An unusual debate continues over the use of Charleston, South Carolina as a cruise port and the scale of the cruise industry’s presence in this quaint old southern town.  There is a lot to argue about – air emissions, waste discharge, traffic, noise and passenger congestion as well as the visual pollution of this beautiful city.  

The debate is unusual insofar as few places, other than Alaska and California, have taken steps to hold cruise lines accountable to public health and community standards. 

Cruise Billboard - Charleston South Carolina Cruise lines such as Carnival Corporation have a deplorable history of air emissions and waste discharge.  They are used to having their way with third world countries and U.S. ports, only to suddenly leave town when they can think they can get a better deal elsewhere.
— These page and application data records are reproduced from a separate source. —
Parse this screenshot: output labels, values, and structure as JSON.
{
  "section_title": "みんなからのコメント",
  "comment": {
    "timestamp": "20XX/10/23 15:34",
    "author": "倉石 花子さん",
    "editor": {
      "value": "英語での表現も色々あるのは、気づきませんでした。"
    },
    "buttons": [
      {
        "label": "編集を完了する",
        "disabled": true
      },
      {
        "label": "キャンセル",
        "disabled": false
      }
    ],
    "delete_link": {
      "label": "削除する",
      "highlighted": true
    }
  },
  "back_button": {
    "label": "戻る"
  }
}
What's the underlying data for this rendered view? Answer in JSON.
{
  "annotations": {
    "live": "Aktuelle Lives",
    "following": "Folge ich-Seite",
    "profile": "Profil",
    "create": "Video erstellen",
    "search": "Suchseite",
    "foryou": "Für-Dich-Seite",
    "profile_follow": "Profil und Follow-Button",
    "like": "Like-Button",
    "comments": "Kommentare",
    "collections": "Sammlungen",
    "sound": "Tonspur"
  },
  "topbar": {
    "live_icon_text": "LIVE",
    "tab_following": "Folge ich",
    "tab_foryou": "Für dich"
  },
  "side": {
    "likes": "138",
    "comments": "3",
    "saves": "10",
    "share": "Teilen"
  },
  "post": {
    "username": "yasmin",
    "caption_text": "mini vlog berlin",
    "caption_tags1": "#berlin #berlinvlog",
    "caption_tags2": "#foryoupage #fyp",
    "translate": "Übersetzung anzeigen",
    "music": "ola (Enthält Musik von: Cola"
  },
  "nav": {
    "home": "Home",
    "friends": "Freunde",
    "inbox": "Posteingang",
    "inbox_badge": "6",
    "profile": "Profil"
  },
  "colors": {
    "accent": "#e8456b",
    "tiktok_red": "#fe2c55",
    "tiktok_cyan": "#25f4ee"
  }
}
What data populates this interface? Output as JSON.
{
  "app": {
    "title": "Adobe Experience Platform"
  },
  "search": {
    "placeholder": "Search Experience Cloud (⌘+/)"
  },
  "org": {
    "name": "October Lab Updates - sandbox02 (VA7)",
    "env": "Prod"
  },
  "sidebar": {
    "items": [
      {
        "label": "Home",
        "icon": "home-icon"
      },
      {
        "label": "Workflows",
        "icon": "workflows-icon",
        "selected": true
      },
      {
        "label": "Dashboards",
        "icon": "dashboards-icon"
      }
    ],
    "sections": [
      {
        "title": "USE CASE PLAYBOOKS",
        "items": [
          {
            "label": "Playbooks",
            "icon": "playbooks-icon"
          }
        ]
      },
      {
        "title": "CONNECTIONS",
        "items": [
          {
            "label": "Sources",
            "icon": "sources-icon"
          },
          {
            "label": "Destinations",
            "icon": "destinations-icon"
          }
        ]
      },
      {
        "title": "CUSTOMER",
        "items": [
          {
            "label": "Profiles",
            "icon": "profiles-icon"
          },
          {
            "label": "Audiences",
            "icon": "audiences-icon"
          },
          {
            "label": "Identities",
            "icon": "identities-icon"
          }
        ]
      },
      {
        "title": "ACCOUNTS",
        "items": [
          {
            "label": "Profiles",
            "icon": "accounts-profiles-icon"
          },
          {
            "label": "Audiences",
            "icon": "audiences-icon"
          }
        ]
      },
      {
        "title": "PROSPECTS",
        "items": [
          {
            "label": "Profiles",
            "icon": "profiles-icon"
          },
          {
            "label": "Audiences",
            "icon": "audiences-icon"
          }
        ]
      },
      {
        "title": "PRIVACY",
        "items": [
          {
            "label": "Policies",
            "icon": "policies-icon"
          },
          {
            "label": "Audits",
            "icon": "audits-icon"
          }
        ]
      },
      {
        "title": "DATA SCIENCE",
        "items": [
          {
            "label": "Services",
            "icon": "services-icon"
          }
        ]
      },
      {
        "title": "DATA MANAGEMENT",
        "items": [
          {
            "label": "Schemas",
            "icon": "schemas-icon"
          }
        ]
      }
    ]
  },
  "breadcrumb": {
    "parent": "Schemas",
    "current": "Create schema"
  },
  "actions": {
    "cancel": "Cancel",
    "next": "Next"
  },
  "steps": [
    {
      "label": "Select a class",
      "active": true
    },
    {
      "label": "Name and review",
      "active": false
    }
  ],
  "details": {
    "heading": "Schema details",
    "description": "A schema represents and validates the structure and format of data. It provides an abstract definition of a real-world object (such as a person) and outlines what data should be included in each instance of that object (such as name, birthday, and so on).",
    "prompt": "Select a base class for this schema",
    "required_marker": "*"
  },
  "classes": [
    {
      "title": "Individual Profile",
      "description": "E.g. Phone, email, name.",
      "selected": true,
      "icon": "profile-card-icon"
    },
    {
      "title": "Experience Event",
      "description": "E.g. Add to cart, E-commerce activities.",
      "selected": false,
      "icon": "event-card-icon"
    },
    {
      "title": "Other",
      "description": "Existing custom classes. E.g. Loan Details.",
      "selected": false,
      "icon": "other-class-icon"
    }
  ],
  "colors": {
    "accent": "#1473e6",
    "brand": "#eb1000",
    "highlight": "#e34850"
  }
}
Consider Carnival’s abandonment of places like Antigua, Mobile and, just last week, Bermuda.   

The Coastal Conservation League, the Preservation Society of Charleston and Charleston’s Historic Ansonborough Neighborhood are wise to try and hold Carnival accountable to local laws and regulations.

The Charleston City Paper reports that the debate over cruise ship regulations in Charleston has now led to a "billboard kerfuffle." 

The newspaper explains that in September, a citizens’ group called Charleston Communities for Cruise Control put up a billboard (top) on I-26 that reads "SAVE CHARLESTON: SUPPORT CRUISE CONTROL."  The billboard depicts the smoke funnels of a Carnival cruise ship looming over the skyline.

On Monday, an anti-regulation business group calling itself erected its Cruise Billboard - Charleston South Carolinaown billboard (bottom) with the message "CRUISE ON IN … WELCOME and THANK YOU." 

Its exciting to actually see this debate continuing about a cruise industry which usually bullies its way without discussion into one-sided business deals which contain no guarantees for the host ports.  The billboard battle reflects that Charleston, unlike 95% of cruise ports, is a community with citizens of intelligence and integrity who are not about to roll over and let the cruise industry turn their community into a place like Key West or Nassau.

One day Carnival will pull out of Charleston with no notice when it finds that it can make more money sailing from another port which has no concern for issues like pollution and congestion. Carnival will then leave Charleston’s businesses with nothing more than their welcome billboards.    

  • Here’s the deal. If Charleston doesn’t want the cruise ships, send them here to Jacksonville.

    We will have the Mayor with the key to the city, local high school marching bands, the City Council AND an F-18 flyover when the ships arrive.

    We welcome cruise ships!

    Follow me on Twitter @scottlara1961

  • Billy Smith

    The Cruise Line boldly claim that they create jobs in ports but they do not create any jobs on their mammoth ships unless you are from a third world country!!

  • Robert

    You’re just an ambulance chaser with an anti business, pro run companies out of bankruptcy agenda. We’re getting our cruise port in Charleston and we are extremely excited for it. 🙂

  • Robert – When you are not afraid to identify your last name and not use a fake hotmail email address, come back and post an intelligent comment. I’ll be pleased to debate the issue of whether tax avoiding corporations created in Panama like Carnival are really a sustainable economy for your community.

  • Robert Ingram

    Apparently my mail was hacked and not accessible within the last day or so. Regardless, you want to debate? Let’s go for it. I fail to see how adding tourist to a community is a bad thing. My boy isn’t afraid to get his hands dirty and drives down to the ports. This will certainly be more work for him. No he doesn’t have a nice cushy office like I bet you do. It must be nice to sit in your ivory tower and look down at us peasants though. I bet you travel in a private jet so a cruise ship is just terrible compared to that too.

  • Robert:

    Trading insults is not a debate and I don’t fly in a private jet.

    Regards Jim Walker